# Exercise prompt
Copy out exactly the lines from the one containing "Convert this screenshot" to the last line of the records below, both included, and leave out any pictures.

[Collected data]

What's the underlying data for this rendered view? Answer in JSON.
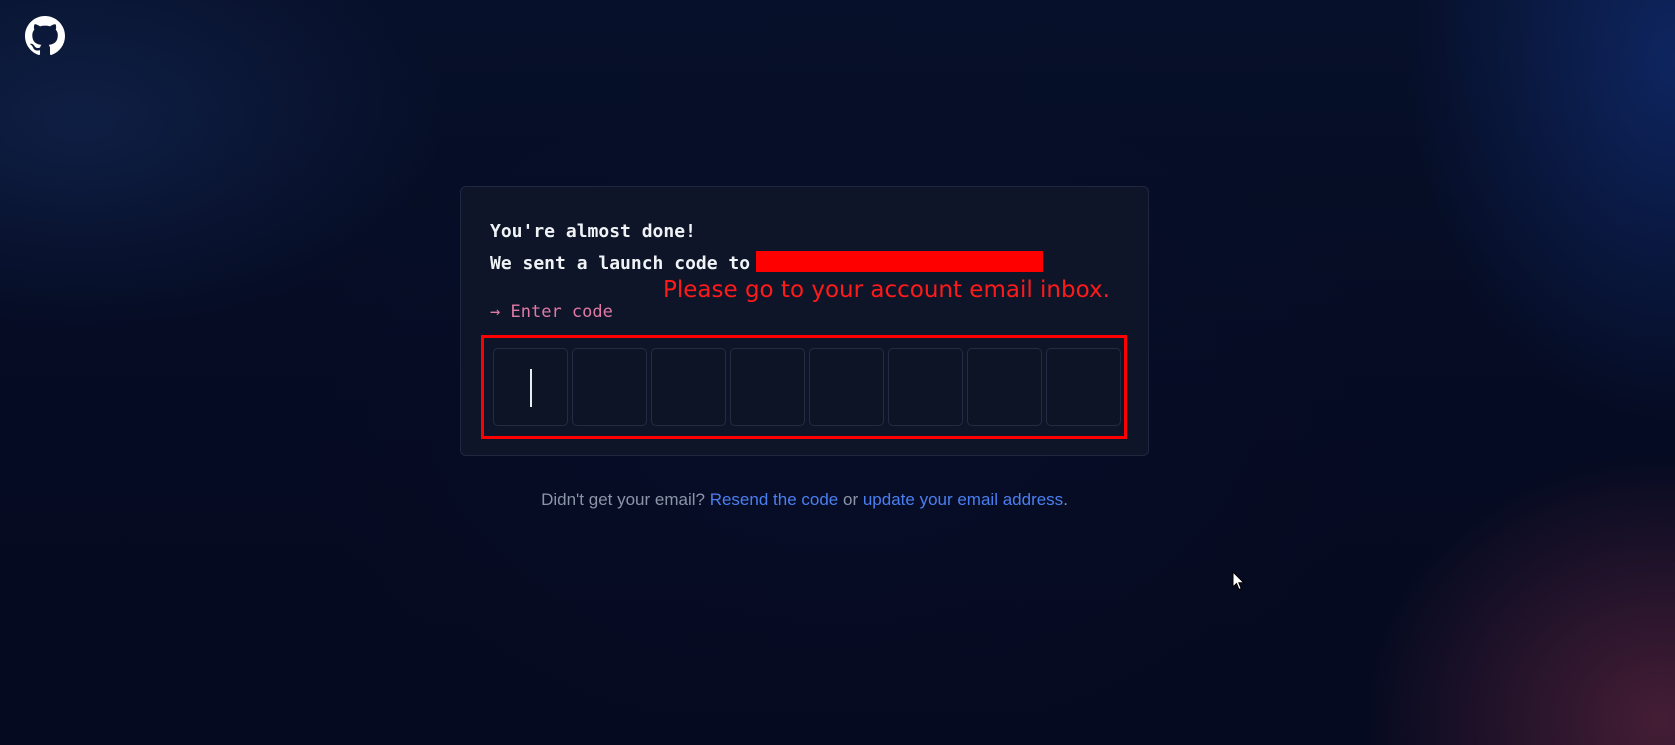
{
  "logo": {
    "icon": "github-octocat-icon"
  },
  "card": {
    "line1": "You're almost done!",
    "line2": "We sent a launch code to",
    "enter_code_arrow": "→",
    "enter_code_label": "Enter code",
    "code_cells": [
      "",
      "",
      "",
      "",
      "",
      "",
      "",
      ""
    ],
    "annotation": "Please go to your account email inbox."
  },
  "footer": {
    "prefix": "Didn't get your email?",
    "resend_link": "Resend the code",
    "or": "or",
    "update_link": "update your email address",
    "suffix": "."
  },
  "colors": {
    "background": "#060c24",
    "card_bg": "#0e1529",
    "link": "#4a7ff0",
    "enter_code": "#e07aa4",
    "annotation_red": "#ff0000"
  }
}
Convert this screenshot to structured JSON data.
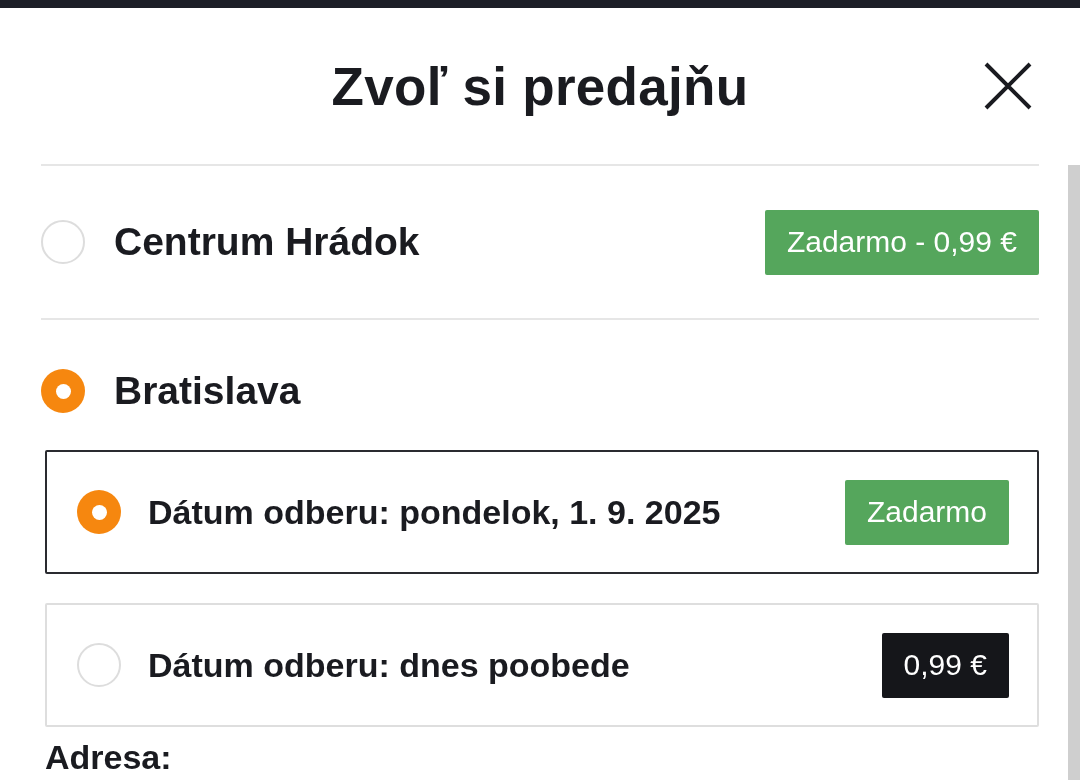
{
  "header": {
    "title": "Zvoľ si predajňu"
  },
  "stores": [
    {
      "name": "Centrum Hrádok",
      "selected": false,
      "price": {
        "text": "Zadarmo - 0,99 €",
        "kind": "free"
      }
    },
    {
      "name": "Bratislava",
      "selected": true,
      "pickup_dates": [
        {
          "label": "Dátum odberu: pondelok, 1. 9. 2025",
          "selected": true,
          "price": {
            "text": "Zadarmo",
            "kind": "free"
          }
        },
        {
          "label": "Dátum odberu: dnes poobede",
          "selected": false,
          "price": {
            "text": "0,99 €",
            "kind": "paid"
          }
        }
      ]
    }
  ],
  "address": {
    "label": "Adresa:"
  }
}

# Your response
Convert this screenshot to structured JSON data.
{
  "header": {
    "title": "Zvoľ si predajňu"
  },
  "stores": [
    {
      "name": "Centrum Hrádok",
      "selected": false,
      "price": {
        "text": "Zadarmo - 0,99 €",
        "kind": "free"
      }
    },
    {
      "name": "Bratislava",
      "selected": true,
      "pickup_dates": [
        {
          "label": "Dátum odberu: pondelok, 1. 9. 2025",
          "selected": true,
          "price": {
            "text": "Zadarmo",
            "kind": "free"
          }
        },
        {
          "label": "Dátum odberu: dnes poobede",
          "selected": false,
          "price": {
            "text": "0,99 €",
            "kind": "paid"
          }
        }
      ]
    }
  ],
  "address": {
    "label": "Adresa:"
  }
}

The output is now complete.